The final event that caused tension leading up to the outbreak of violence in the Peloponnesian War was when Potidaea, a member of the Delian league, rebelled against Athenian control. The city-state built barricades to resist Athenian army occupation which incited rebellion all over in the region in Chalcidice and Bottiaea.
unentopom.tk The Athenians sent troops into the region by ship, but they were also fighting the Macedonians in the same region and had difficult time suppressing that revolt. When Athens ultimately made a treaty with Perdiccas, the Macedonian leader, they were then turned-on by the Macedonians as they began fighting side-by-side with the Corinthians, who had come to the defense of the Potidaeans.
The Peloponnesian war (– BC) was an ancient Greek war fought by Athens against the Peloponnesian led by Sparta. Thucydides famously claims that the war started “because the Spartans were afraid of further growth of Athenian power, seeing as they did have the greater part. The Peloponnesian War pitted the Athenians against the Spartans. As Thucydides says in his history of the war, the underlying cause was Spartan fear of Athens' expansive power. But, the triggering event was Athens' aggressive behavior towards Corinth, an ally of Sparta.

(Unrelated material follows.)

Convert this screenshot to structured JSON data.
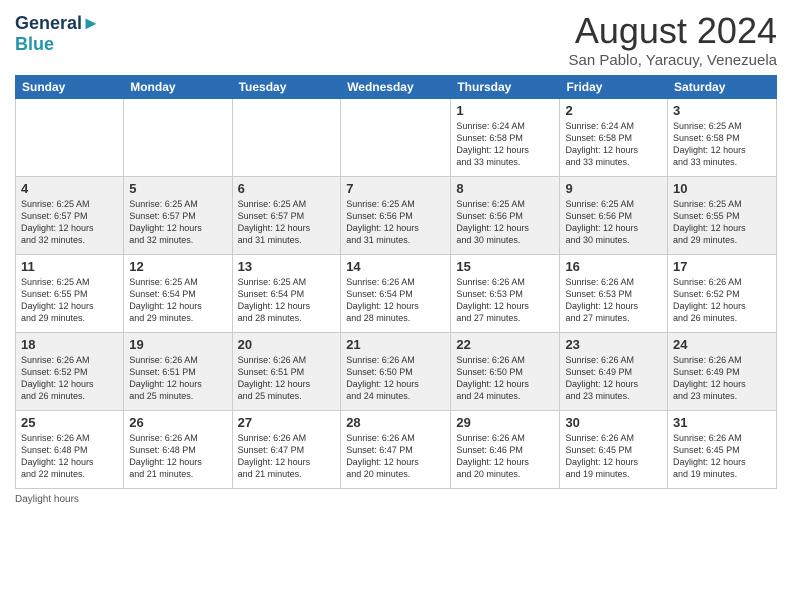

Despite their recent setbacks, the Athenians were able to gain control of most of the region upon the arrival of reinforcements. Corinth called a meeting of the Peloponnesian assembly at Sparta because they saw that their own citizens were now trapped in Potidaea. Almost immediately following this meeting the Peloponnesian decision was to declare war because the complaints against the Athenian Empire were deemed irreconcilable. The Spartan and Peloponnesian demanded that the Athenians withdraw from Potidaea and that all the city-states in northern Greece be given their freedom.
Despite the declaration of war, three ambassadors were sent to Athens over the course of winter in attempts to declare peace; however, neither side could come to a resolution. Free Online Research Papers The biggest database of essays and research papers on the internet. Home Contact Us My Account.
The Peloponnesian war was long awaited by Thucydides; in fact there were many reasons and events leading up to the start of military aggression. No Comments. Category: History. What are Colonoscopies? Think Tanks and Special Interest Groups. Each man provided his own gear so it was fairly non-uniform, and often friendly troops would fail to recognize one another.
The control of these reources was very important to Athens as a whole due to the area around the city not being suitable for producing a abundant supply of crops. Each man provided his own gear so it was fairly non-uniform, and often friendly troops would fail to recognize one another. Sparta and the Peloponnesian League followed the Athenian rejection with a declaration of war. Their work was to propose legislation and give advice relating to the existing problems as the circumstances may require. They had remained with less than five hundred talents in Search Support Articles. Document Details.
The primary weapon was a spear, around 2. After an alliance of Greek states stopped an attempted invasion of the Greek peninsula by the Persian empire, several of those states formed the Delian league in BC in order to create and fund a standing navy which could be used against the Persians in areas under their control. Athens, the largest member of the league and the major Greek naval power, took the leadership of the league and controlled its treasury. Over the following decades, Athens was able to convert the Delian league into an Athenian empire.
This increase in Athenian military power allowed it to challenge the Lacedaemonians commonly known as the Spartans , who, as leaders of the Peloponnesian League, had long been the sole major military power in Greece. The Athenian navy intervened in a dispute between Corinth and Corcyra, preventing Corinth from invading Corcyra at the Battle of Sybota, and placed Potidaea, a Corinthian colony, under siege.
The Athenian Empire also levied economic sanctions against Megara, an ally of Sparta. These sanctions, known as the Megarian decree, were largely ignored by Thucydides, but modern economic historians have noted that forbidding Megara to trade with the prosperous Athenian empire would have been disastrous for the Megarans. The decree was likely a greater catalyst for the war than Thucydides and other ancient authors realized, more so than simple fear of Athenian power.
As the war began, Sparta and Athens each took advantage of their military strengths. Sparta, with its much larger army, ravaged Attica the territory around Athens while the Athenian navy raided cities on the Peloponnesus.
This strategy lasted for two years. Meanwhile Pericles death in left the democracy prey to hostile factions and reckless leaders who pursued their own advantage.
Most of the leaders were warmongers who insisted on vigorous prosecution of the conflict. Chief among these select few was Alcibiades, who was as irresponsible as he was brilliant. Slowly, however, the fortunes of war changed. Sparta, under its general Brasidas, scored significant victories at Chalcidice and Amphipolis.
Both were serious losses for Athens. You are commenting using your WordPress. You are commenting using your Google account. You are commenting using your Twitter account.